Here’s how to do London Hamburg train travel. Technically, I travelled from Oxford to Hamburg. But the main part of the journey is London to Hamburg. I did the journey a few years ago as part of a longer train and ferry trip from London to Finland. When I read about that now, I am a bit embarrassed to see that I got off the train a stop early in Hamburg Harburg (the stop before Hamburg Hbhf). One difference this time was that I couldn’t find the Dom beer at Cologne. I bought a can of Fruh which was not the same! Here’s how to travel London to Hamburg by train…
London to Hamburg by train
- London to Hamburg takes approximately 10 or 11 hours
- There are two changes, one at Brussels and one at Cologne
- Keep a look out for Liege train station as you go through Belgium
- The cost of the trip is approximately €368/ £309 return
Trains to London from UK destinations
I booked my train Oxford to London Paddington far enough in advance that it was between £5 and £13 for a single. Then I bought two advance singles for the way back in case I missed one. The great thing about advance fares is that they can be cheap. The annoying thing about them is that there is no flexibility, so you have to catch the train you are booked on to. Shortly after I booked, the Great Train Oracle – otherwise known as the Man in Seat 61 – posted about the special magic hidden London International CIV fares. These can only be bought at the station but are like open returns AND they include the London Underground for travel between your arrival station and London St Pancras International, where Eurostar trains to Paris, Brussels and Amsterdam depart. I would recommend the CIV option for peace of mind and to avoid waiting around for a train on the return leg (even if, like me, you use that time to do your weekly shop at Sainsbury’s while you wait).
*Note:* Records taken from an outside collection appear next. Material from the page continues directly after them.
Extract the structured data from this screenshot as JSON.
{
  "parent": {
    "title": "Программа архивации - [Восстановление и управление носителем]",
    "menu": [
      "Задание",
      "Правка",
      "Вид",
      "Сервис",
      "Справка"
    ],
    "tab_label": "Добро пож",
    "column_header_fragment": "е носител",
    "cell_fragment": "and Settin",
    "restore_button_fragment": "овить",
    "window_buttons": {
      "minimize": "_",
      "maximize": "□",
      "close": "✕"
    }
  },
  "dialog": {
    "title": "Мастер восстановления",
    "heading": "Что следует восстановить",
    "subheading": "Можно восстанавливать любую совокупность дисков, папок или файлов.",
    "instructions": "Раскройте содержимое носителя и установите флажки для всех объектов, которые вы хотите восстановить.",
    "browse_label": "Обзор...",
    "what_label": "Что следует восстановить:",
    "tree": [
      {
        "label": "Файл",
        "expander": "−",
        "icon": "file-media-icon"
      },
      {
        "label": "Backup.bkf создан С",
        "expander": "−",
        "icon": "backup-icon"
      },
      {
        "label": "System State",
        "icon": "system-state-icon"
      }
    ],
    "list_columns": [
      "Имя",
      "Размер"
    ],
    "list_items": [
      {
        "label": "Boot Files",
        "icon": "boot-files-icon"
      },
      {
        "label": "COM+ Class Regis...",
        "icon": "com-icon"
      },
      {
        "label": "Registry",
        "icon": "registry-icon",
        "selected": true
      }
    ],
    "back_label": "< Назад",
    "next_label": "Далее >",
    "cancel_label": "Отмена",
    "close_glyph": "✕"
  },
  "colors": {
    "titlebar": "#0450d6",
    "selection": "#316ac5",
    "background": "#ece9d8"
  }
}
London to Brussels train
To fit the journey into a day that didn’t start too early, I took the 11:04 Eurostar from London St Pancras International to Brussels. Because of Brexit and the coronavirus pandemic, but mostly Brexit, you need to arrive at least 1hr 30mins before your train leaves. As with all travel now, this is so you can get through the longer ‘All Passports’ line, now that the UK is no longer in the EU. And no, having an older passport that says European Union on it will not mean you can go through quicker. And no, loudly declaring your love of the EU won’t either.
Train Brussels to Cologne
Every time I reach Brussels or Paris I always have a slight panic about how long I have to make my connection, what platform I need to find etc. This is in part because I am an anxious person. Thankfully Man in Seat 61 has all the information and advice you need – just google what you need to know.
In this case, when I reached Brussels, the train to Cologne was the one on the platform ‘next door’ so I could literally see the DB train I needed to board.
Train Cologne to Hamburg
One of the great things about Cologne is that if you have a long enough connection time (an hour is enough), you can walk out of the station and have a look at the absolutely massive Cologne Cathedral. It is not as grand inside as out but I usually pop in for a little moment of peace before heading back to the station to make my connection. This time I also went into the supermarket and bought a vegan ‘chicken’ sandwich, some crisps, and some beer. On the way back I got a good vegan pesto pasta salad from the salad bar.
The train Cologne to Hamburg takes four to five hours (depending on delays). On the way out I was on one of the old battered trains which was a bit disappointing. And it was rush hour so a bit crowded. But on the way back it was a much smarter train. I did end up in the vestibule though, as the person next to me appeared to have covid and I didn’t fancy catching it. This is how it is on planes and trains and everywhere though, so it’s not the fault of the train.
I arrived in Hamburg at 22:30 or 23:00, there was a delay because a tree fell on the line. I was staying close by at a new capsule hotel called CAB20, which is walking distance from the station. The cabin you sleep in itself is lovely, and the bar and staff were great. I wasn’t as much a fan of the shared bathrooms because I’m 35.
Cool things to do in Hamburg
I was in Hamburg to go to a travel event – Reboot22 – it was my first train trip out of the country in a few years because of the pandemic so I was very excited to see old friends and make some new ones too. Here’s some cool stuff to do and a tasty place to eat…
- Roller disco
- Hamburg DOM fun fair
- Kunterbunt gay bar (very smoky and not a karaoke bar but great fun)